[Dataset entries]
§ §

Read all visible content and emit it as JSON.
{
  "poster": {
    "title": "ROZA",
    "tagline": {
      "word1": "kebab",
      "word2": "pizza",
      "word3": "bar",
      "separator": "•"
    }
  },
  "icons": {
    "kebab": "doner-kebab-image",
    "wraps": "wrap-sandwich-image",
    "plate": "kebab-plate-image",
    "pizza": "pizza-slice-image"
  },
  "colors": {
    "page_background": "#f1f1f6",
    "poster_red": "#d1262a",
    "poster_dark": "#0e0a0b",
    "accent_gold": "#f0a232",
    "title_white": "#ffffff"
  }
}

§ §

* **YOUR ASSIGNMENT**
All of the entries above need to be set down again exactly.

* **WRITTEN ANSWER**
Read all visible content and emit it as JSON.
{
  "poster": {
    "title": "ROZA",
    "tagline": {
      "word1": "kebab",
      "word2": "pizza",
      "word3": "bar",
      "separator": "•"
    }
  },
  "icons": {
    "kebab": "doner-kebab-image",
    "wraps": "wrap-sandwich-image",
    "plate": "kebab-plate-image",
    "pizza": "pizza-slice-image"
  },
  "colors": {
    "page_background": "#f1f1f6",
    "poster_red": "#d1262a",
    "poster_dark": "#0e0a0b",
    "accent_gold": "#f0a232",
    "title_white": "#ffffff"
  }
}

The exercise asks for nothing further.